Whenever My Kid Gets Frustrated, I Just Hold Out My Hand and She Knows What to Do Next

Saying how old girl.
SLD | Getty
SLD | Getty

Every few months, I discover a new kid-friendly deep-breathing technique that I swear will be the one that will finally work to get my kids to calm down whenever they're frustrated. There was the basic counting to 10, there were the jingles (à la "Take a deep breath, nice and slow, take a deep breath, and let it go!"), there was the more imaginative "Smell the flower, blow out the candle" routine, and there was the belly-breathing exercise in which they'd lie on the floor and put their hands on their tummies as they inhaled and exhaled a few times.

This is the only [breathing technique] that's had true staying power. It's been six months, and she still uses it.
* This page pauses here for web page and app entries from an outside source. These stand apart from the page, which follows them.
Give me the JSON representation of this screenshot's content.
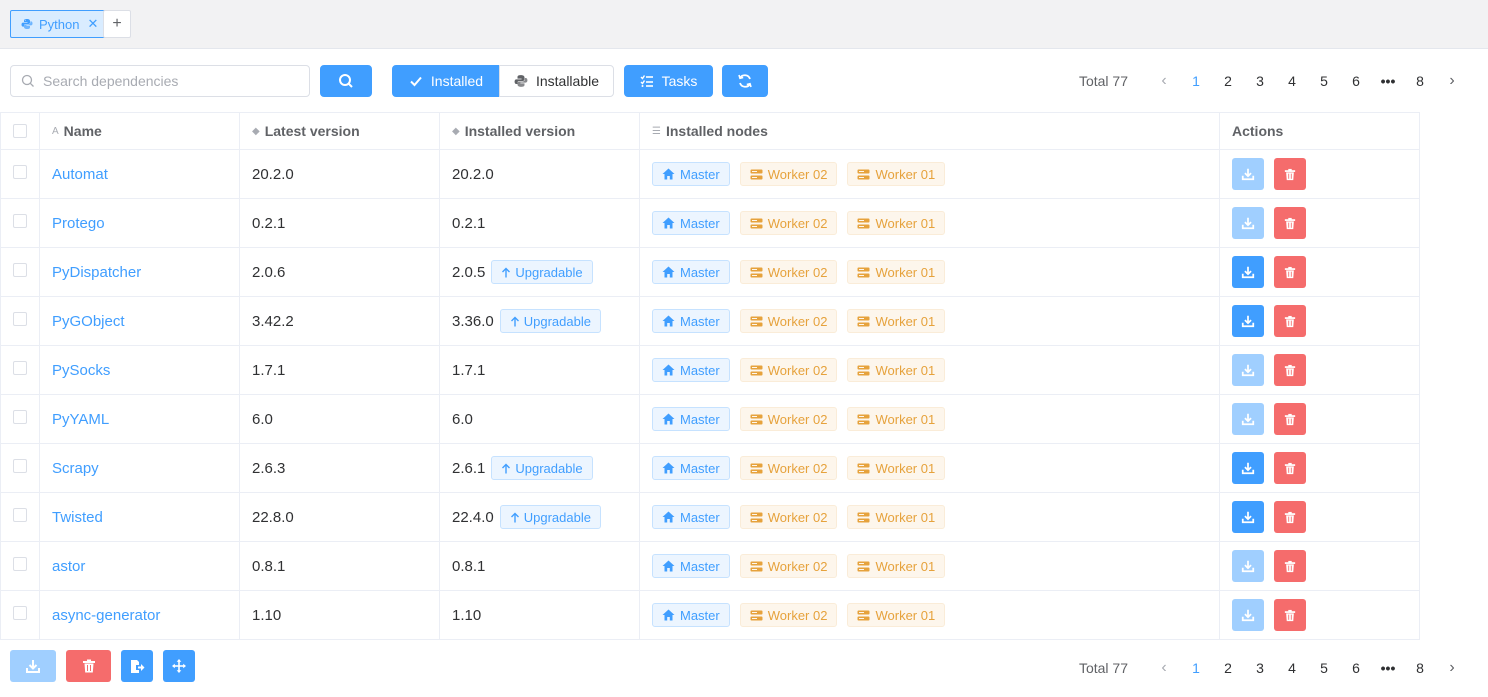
{
  "tabs": [
    {
      "label": "Python"
    }
  ],
  "search": {
    "placeholder": "Search dependencies",
    "value": ""
  },
  "toolbar": {
    "installed_label": "Installed",
    "installable_label": "Installable",
    "tasks_label": "Tasks"
  },
  "pagination": {
    "total_label": "Total 77",
    "pages": [
      "1",
      "2",
      "3",
      "4",
      "5",
      "6",
      "•••",
      "8"
    ],
    "current": "1"
  },
  "table": {
    "columns": [
      "Name",
      "Latest version",
      "Installed version",
      "Installed nodes",
      "Actions"
    ],
    "upgrade_label": "Upgradable",
    "rows": [
      {
        "name": "Automat",
        "latest": "20.2.0",
        "installed": "20.2.0",
        "upgradable": false,
        "nodes": [
          "Master",
          "Worker 02",
          "Worker 01"
        ]
      },
      {
        "name": "Protego",
        "latest": "0.2.1",
        "installed": "0.2.1",
        "upgradable": false,
        "nodes": [
          "Master",
          "Worker 02",
          "Worker 01"
        ]
      },
      {
        "name": "PyDispatcher",
        "latest": "2.0.6",
        "installed": "2.0.5",
        "upgradable": true,
        "nodes": [
          "Master",
          "Worker 02",
          "Worker 01"
        ]
      },
      {
        "name": "PyGObject",
        "latest": "3.42.2",
        "installed": "3.36.0",
        "upgradable": true,
        "nodes": [
          "Master",
          "Worker 02",
          "Worker 01"
        ]
      },
      {
        "name": "PySocks",
        "latest": "1.7.1",
        "installed": "1.7.1",
        "upgradable": false,
        "nodes": [
          "Master",
          "Worker 02",
          "Worker 01"
        ]
      },
      {
        "name": "PyYAML",
        "latest": "6.0",
        "installed": "6.0",
        "upgradable": false,
        "nodes": [
          "Master",
          "Worker 02",
          "Worker 01"
        ]
      },
      {
        "name": "Scrapy",
        "latest": "2.6.3",
        "installed": "2.6.1",
        "upgradable": true,
        "nodes": [
          "Master",
          "Worker 02",
          "Worker 01"
        ]
      },
      {
        "name": "Twisted",
        "latest": "22.8.0",
        "installed": "22.4.0",
        "upgradable": true,
        "nodes": [
          "Master",
          "Worker 02",
          "Worker 01"
        ]
      },
      {
        "name": "astor",
        "latest": "0.8.1",
        "installed": "0.8.1",
        "upgradable": false,
        "nodes": [
          "Master",
          "Worker 02",
          "Worker 01"
        ]
      },
      {
        "name": "async-generator",
        "latest": "1.10",
        "installed": "1.10",
        "upgradable": false,
        "nodes": [
          "Master",
          "Worker 02",
          "Worker 01"
        ]
      }
    ]
  },
  "colors": {
    "primary": "#409eff",
    "primary_disabled": "#a0cfff",
    "danger": "#f56c6c",
    "warning": "#e6a23c"
  },
  "icons": [
    "python-icon",
    "close-icon",
    "plus-icon",
    "search-icon",
    "check-icon",
    "python-logo-icon",
    "task-list-icon",
    "refresh-icon",
    "home-icon",
    "server-icon",
    "download-icon",
    "trash-icon",
    "arrow-up-icon",
    "tag-icon",
    "export-icon",
    "move-icon"
  ]
}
Each one worked like a charm until it didn't. It seemed my 4-year-old and 6-year-old were able to quickly build up an immunity to these exercises — after successfully employing them a few times, they'd just stop working. In the middle of a tantrum, I'd say, "Let's do some belly breaths!" and my preschooler would look at me and scream. When my kindergartner was getting closer to full panic mode as she struggled to zip up her jacket, I'd preemptively remind her to blow out the candle, and she'd snap back at me: "I don't want to!"
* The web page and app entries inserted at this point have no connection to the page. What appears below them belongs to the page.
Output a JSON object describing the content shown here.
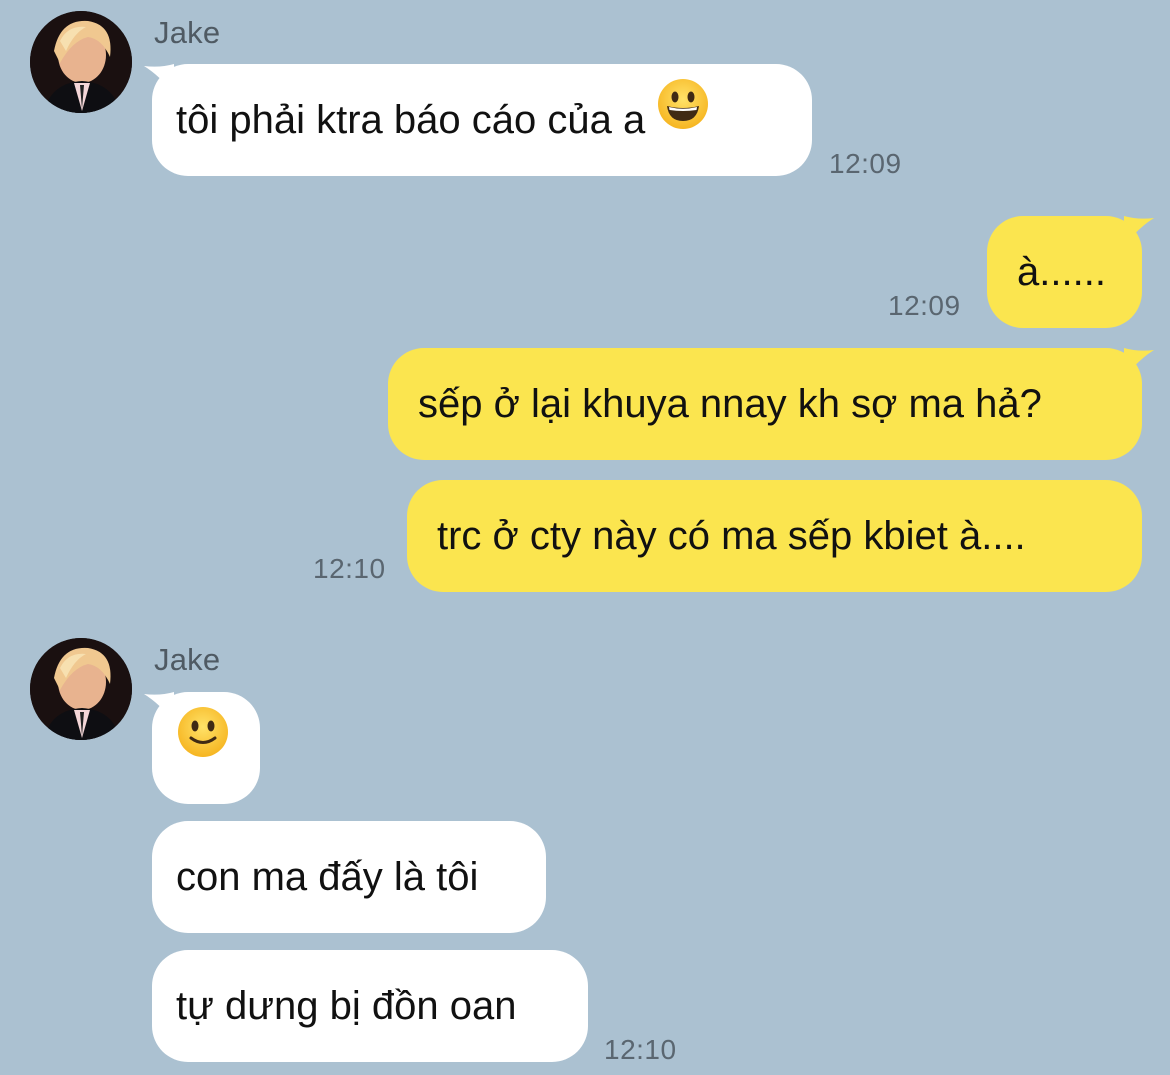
{
  "contact": {
    "name": "Jake",
    "avatar_icon": "profile-photo-icon"
  },
  "colors": {
    "background": "#abc1d1",
    "incoming_bubble": "#ffffff",
    "outgoing_bubble": "#fbe54f",
    "timestamp": "#5a6670"
  },
  "messages": [
    {
      "direction": "in",
      "text": "tôi phải ktra báo cáo của a",
      "emoji": "grinning-face-icon",
      "time": "12:09"
    },
    {
      "direction": "out",
      "text": "à......",
      "time": "12:09"
    },
    {
      "direction": "out",
      "text": "sếp ở lại khuya nnay kh sợ ma hả?"
    },
    {
      "direction": "out",
      "text": "trc ở cty này có ma sếp kbiet à....",
      "time": "12:10"
    },
    {
      "direction": "in",
      "text": "",
      "emoji": "slightly-smiling-face-icon"
    },
    {
      "direction": "in",
      "text": "con ma đấy là tôi"
    },
    {
      "direction": "in",
      "text": "tự dưng bị đồn oan",
      "time": "12:10"
    }
  ]
}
I got used to the fact that whenever they were close to losing their cool, there was nothing I could rely on to stop it.

Just a few days into remote school back in September, my daughter's gym teacher began talking to the kids about ways to calm their bodies. I didn't pay much attention to the lesson — I was sure I'd heard it all before. But in the weeks that followed, I noticed my kid quietly employing one of the techniques her teacher taught her in particular.

Her teacher had called it "five-finger breathing," though I've also heard it referred to as "high-five breathing" or "take-five breathing." Here's how it works:

  1. Stretch your hand out like a star.
  2. Get the pointer finger of your other hand ready to trace your fingers up and down.
  3. Slide up each finger slowly, and then slide it down the other side.
  4. Every time you slide your pointer finger up, breathe in through your nose. Every time you slide your finger down, breathe out through your mouth.
  5. Keep going up and down all of your fingers until you finish tracing your hand.

Unlike any other breathing exercise I'd tried to coach my children through their anxiety, this is the only one that's had true staying power. It's been six months, and she still uses it.

What's so great about this technique is that it can be performed independently. Up until now, her ability to regulate her stress response was a two-person job. I'd have to actively notice her shift in behavior and say, "Hey, why don't we try this?" Plus, unlike this one, many of the techniques we'd used required me to lead her, either by counting or singing. Not only is she able to use this technique entirely on her own, she's able to access it unprompted. I've noticed her quietly sliding her finger up and down her hand while making her bed or doing homework. Sometimes, when she's particularly anxious (ahem, after playing a little too rough with her sister), she will go over her hand more than once. I also get the sense she appreciates being able to do it discreetly. Whenever she's back in group settings or a classroom, I imagine she'll be able to perform it with her hands under the table — no one the wiser.

I've occasionally held up my outstretched hand as a reminder. I've even made a point to practice the five-finger breathing technique myself in my children's presence in order to instill in the entire family that this is a useful stress-reduction skill for anyone at any time, but I honestly don't even think they need the nudge anymore. We all just know by now that sometimes you have to simply take five.